Last season, the team had a huge letdown failing to make the playoffs. Coming off a season where they made it to the Western Conference finals, that makes for quite a step backwards. GM Don Maloney stayed vigilant in the offseason, however, as he looks to get the Coyotes back in a position to win a Stanley Cup.
The Coyotes summer was mostly spent on spending cash to lock guys into staying in Arizona. Goalie Mike Smith signed a lucrative six-year contract. Defenseman Oliver Ekman-Larsson inked a six-year deal of his own. Throw in free agent pickup Mike Ribeiro and his juicy four-year deal and you can’t accuse the Coyotes of not spending money.
Of course, deals like that will raise questions. Did they give Smith too much money based on one excellent season two years ago? Is Ribeiro the answer for them at center? Will Ekman-Larsson finally grab everyone by the face and make them see how excellent he is? If anything, the biggest question for coach Dave Tippett is: Is it all enough?

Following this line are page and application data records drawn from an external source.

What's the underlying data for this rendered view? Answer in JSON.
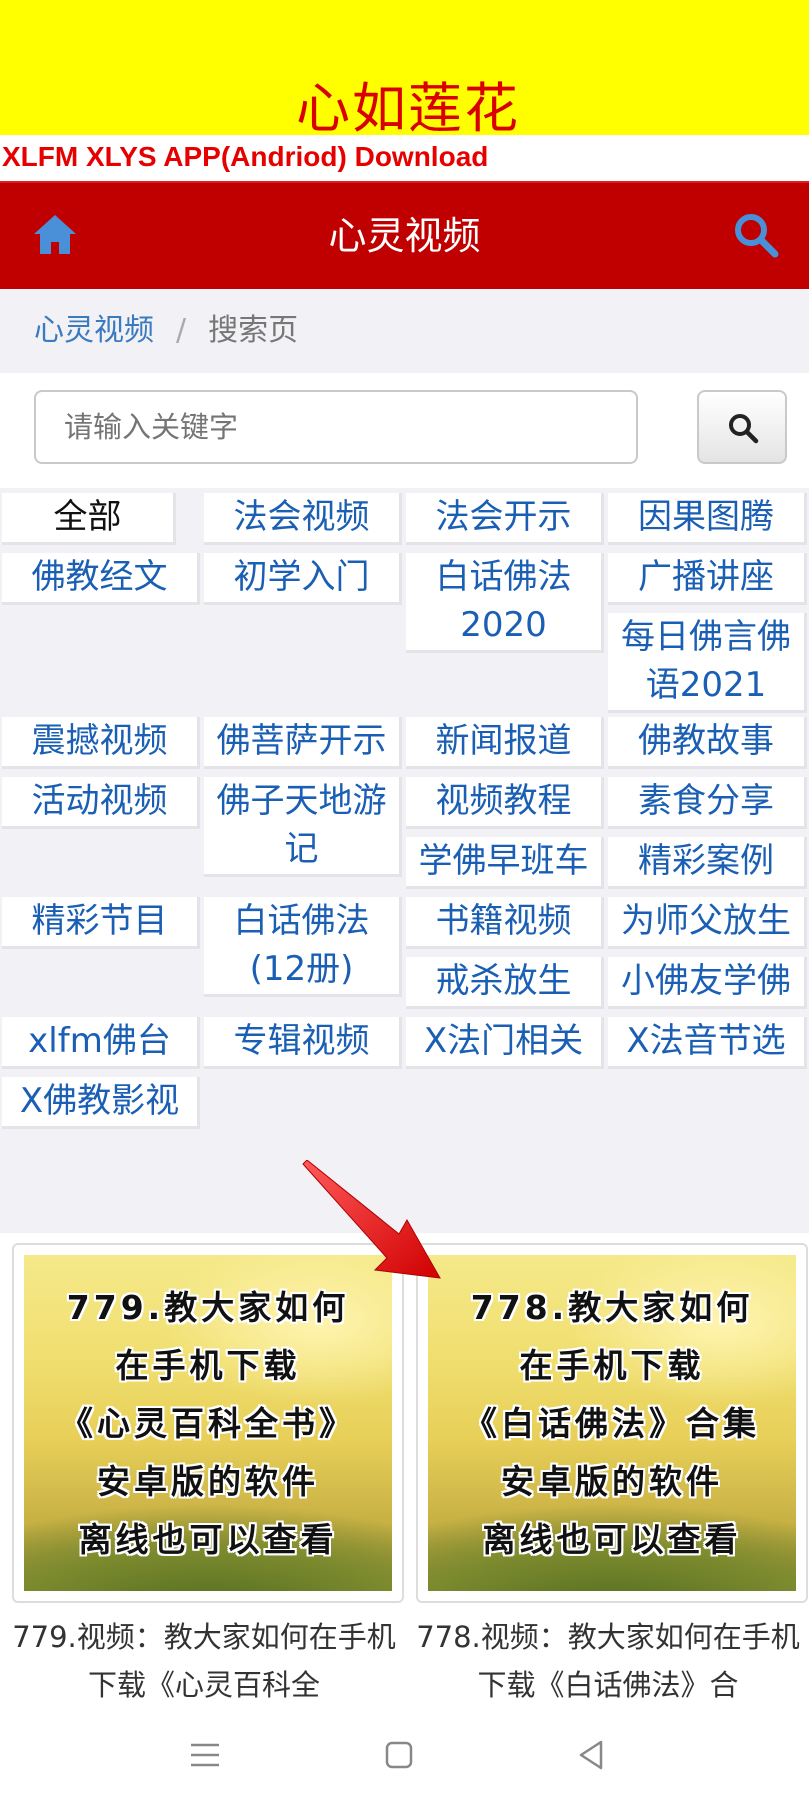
{
  "banner": {
    "title": "心如莲花",
    "app_link": "XLFM XLYS APP(Andriod) Download"
  },
  "navbar": {
    "title": "心灵视频",
    "home_icon": "home-icon",
    "search_icon": "search-icon",
    "colors": {
      "background": "#c00000",
      "icon": "#4a90d9"
    }
  },
  "breadcrumb": {
    "home": "心灵视频",
    "separator": "/",
    "current": "搜索页"
  },
  "search": {
    "placeholder": "请输入关键字",
    "button_icon": "search-icon"
  },
  "categories": [
    "全部",
    "法会视频",
    "法会开示",
    "因果图腾",
    "佛教经文",
    "初学入门",
    "白话佛法2020",
    "广播讲座",
    "每日佛言佛语2021",
    "震撼视频",
    "佛菩萨开示",
    "新闻报道",
    "佛教故事",
    "活动视频",
    "佛子天地游记",
    "视频教程",
    "素食分享",
    "学佛早班车",
    "精彩案例",
    "精彩节目",
    "白话佛法(12册)",
    "书籍视频",
    "为师父放生",
    "戒杀放生",
    "小佛友学佛",
    "xlfm佛台",
    "专辑视频",
    "X法门相关",
    "X法音节选",
    "X佛教影视"
  ],
  "active_category": "全部",
  "videos": [
    {
      "thumb_lines": [
        "779.教大家如何",
        "在手机下载",
        "《心灵百科全书》",
        "安卓版的软件",
        "离线也可以查看"
      ],
      "caption": "779.视频：教大家如何在手机下载《心灵百科全"
    },
    {
      "thumb_lines": [
        "778.教大家如何",
        "在手机下载",
        "《白话佛法》合集",
        "安卓版的软件",
        "离线也可以查看"
      ],
      "caption": "778.视频：教大家如何在手机下载《白话佛法》合"
    }
  ],
  "system_nav": {
    "menu_icon": "menu-lines-icon",
    "home_icon": "square-home-icon",
    "back_icon": "triangle-back-icon"
  }
}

The Coyotes still have some questions surrounding their roster heading into next season, but at the very least wondering if they’ll be in Arizona next season isn’t one of them.
Introducing: PHT’s ‘Team of the Day’ summer series
Now that the Phoenix Coyotes are no longer wards of the NHL, it’s time to get to know the group of businessmen who jumped in to save hockey in the desert.
The 10-man group called IceArizona is headed up by team Chairman and Team Governor George Gosbee. He was the guy who helped spearhead the group in rallying together to buy the franchise. Gosbee was thrilled about seeing the purchase finalized.
“We are extremely pleased to have finalized the transaction with the NHL and to take ownership of the Coyotes franchise,” he said.
Joining him are Anthony LeBlanc and Daryl Jones, former members of the Ice Edge Holdings group who attempted to purchase the team two years ago. LeBlanc as well is ecstatic to finally own the Coyotes.
“Our ultimate goal is to bring a Stanley Cup championship to our tremendously resilient, passionate and dedicated fan base here in the Valley. We have a lot of work to do and we can’t wait to get started,” LeBlanc said.
Rounding out the group of 10 are: Avik Dey, Gary J. Drummond, W. David Duckett, W. R. Dutton, Robert Gwin, Scott Saxberg, Craig Stewart, and Richard Walter. You search engine wizards can have fun looking up who they are.
Finally, it’s over.
After four years of up-in-the-air status, bankruptcy court, and numerous failed bids — the Phoenix Coyotes have been sold.
The NHL announced the Board of Governors approval of the sale of the team to the IceArizona group (aka: Renaissance Sports & Entertainment). Commissioner Gary Bettman released this statement about the sale.
“The National Hockey League believes in Arizona as an NHL market and that these new owners can provide the Coyotes the opportunity to secure a stable, long-term future in Glendale,” Commissioner Gary Bettman said. “We thank Mike Nealy, Don Maloney, Dave Tippett, team captain Shane Doan and all the players and staff for consistently going ‘above and beyond’ on behalf of the franchise during this long and complex process. We thank the Coyotes’ devoted fans for their patient, perseverant support. We are extremely pleased that a positive resolution has been achieved for the fans, the city, the Coyotes and the League.”
With the Board of Governors approval, the deal the City of Glendale made with IceArizona goes into effect to help manage Jobing.com Arena and ease the financial stress of purchasing the team.
Of course, that city-approved deal also has a five-year out-clause that allows IceArizona to sell the team if they lose $50 million over that time.
While that might be a story further down the road, for now the Coyotes saga is at an end and for the first time since Jerry Moyes declared bankruptcy and attempted to sell the team to Jim Balsillie, they have a real ownership group in place.